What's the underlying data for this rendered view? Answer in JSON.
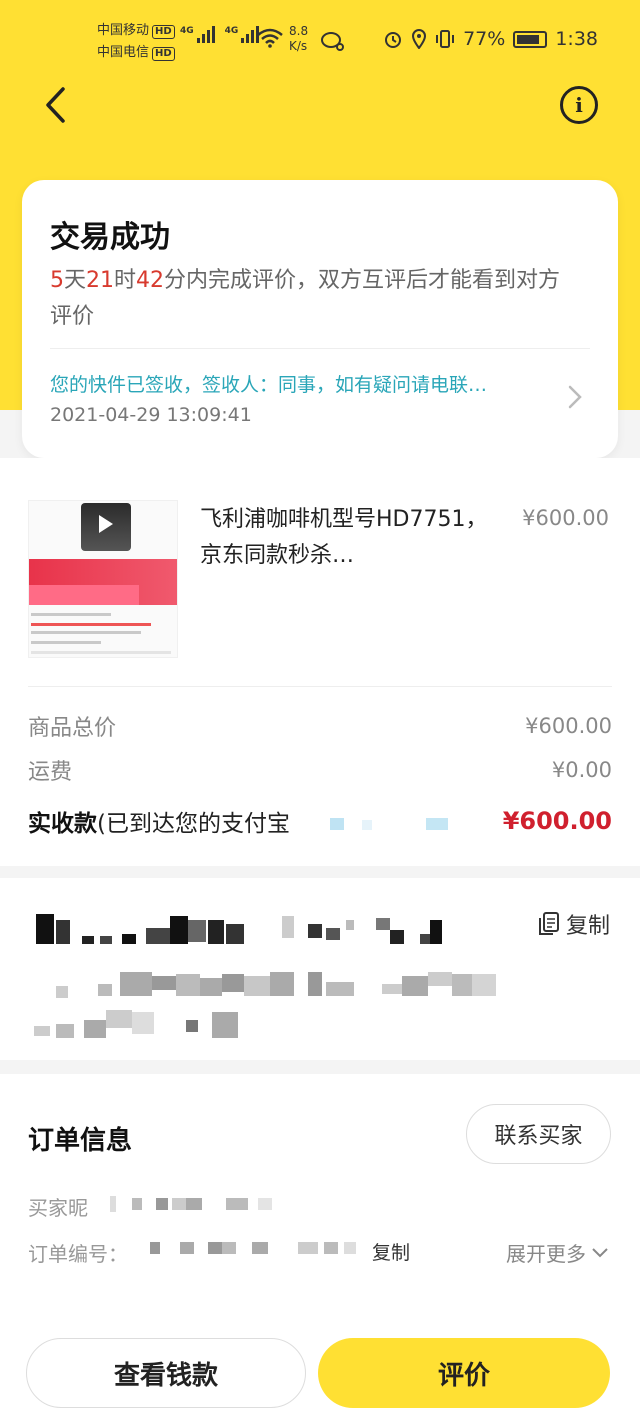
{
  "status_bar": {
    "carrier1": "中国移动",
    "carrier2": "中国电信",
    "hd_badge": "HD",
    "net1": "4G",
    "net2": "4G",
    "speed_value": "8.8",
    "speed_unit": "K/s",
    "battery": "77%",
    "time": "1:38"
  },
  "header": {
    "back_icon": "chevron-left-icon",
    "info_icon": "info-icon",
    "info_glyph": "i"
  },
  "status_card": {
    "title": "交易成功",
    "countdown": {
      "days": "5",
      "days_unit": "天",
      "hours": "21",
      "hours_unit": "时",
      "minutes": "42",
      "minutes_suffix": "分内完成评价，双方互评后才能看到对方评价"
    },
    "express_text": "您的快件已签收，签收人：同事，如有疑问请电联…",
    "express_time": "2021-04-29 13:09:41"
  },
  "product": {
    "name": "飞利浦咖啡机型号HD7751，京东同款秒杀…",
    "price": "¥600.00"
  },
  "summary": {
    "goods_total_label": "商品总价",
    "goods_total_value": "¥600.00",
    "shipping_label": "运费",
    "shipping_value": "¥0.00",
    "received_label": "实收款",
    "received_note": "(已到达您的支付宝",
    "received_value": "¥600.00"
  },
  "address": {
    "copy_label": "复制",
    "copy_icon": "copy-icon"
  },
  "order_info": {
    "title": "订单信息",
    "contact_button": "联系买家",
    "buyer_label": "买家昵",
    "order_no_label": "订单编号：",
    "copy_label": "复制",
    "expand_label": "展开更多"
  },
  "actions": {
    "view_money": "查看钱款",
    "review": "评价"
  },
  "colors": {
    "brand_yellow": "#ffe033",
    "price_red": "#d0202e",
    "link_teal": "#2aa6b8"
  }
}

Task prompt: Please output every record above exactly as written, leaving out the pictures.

Reply:
What's the underlying data for this rendered view? Answer in JSON.
{
  "status_bar": {
    "carrier1": "中国移动",
    "carrier2": "中国电信",
    "hd_badge": "HD",
    "net1": "4G",
    "net2": "4G",
    "speed_value": "8.8",
    "speed_unit": "K/s",
    "battery": "77%",
    "time": "1:38"
  },
  "header": {
    "back_icon": "chevron-left-icon",
    "info_icon": "info-icon",
    "info_glyph": "i"
  },
  "status_card": {
    "title": "交易成功",
    "countdown": {
      "days": "5",
      "days_unit": "天",
      "hours": "21",
      "hours_unit": "时",
      "minutes": "42",
      "minutes_suffix": "分内完成评价，双方互评后才能看到对方评价"
    },
    "express_text": "您的快件已签收，签收人：同事，如有疑问请电联…",
    "express_time": "2021-04-29 13:09:41"
  },
  "product": {
    "name": "飞利浦咖啡机型号HD7751，京东同款秒杀…",
    "price": "¥600.00"
  },
  "summary": {
    "goods_total_label": "商品总价",
    "goods_total_value": "¥600.00",
    "shipping_label": "运费",
    "shipping_value": "¥0.00",
    "received_label": "实收款",
    "received_note": "(已到达您的支付宝",
    "received_value": "¥600.00"
  },
  "address": {
    "copy_label": "复制",
    "copy_icon": "copy-icon"
  },
  "order_info": {
    "title": "订单信息",
    "contact_button": "联系买家",
    "buyer_label": "买家昵",
    "order_no_label": "订单编号：",
    "copy_label": "复制",
    "expand_label": "展开更多"
  },
  "actions": {
    "view_money": "查看钱款",
    "review": "评价"
  },
  "colors": {
    "brand_yellow": "#ffe033",
    "price_red": "#d0202e",
    "link_teal": "#2aa6b8"
  }
}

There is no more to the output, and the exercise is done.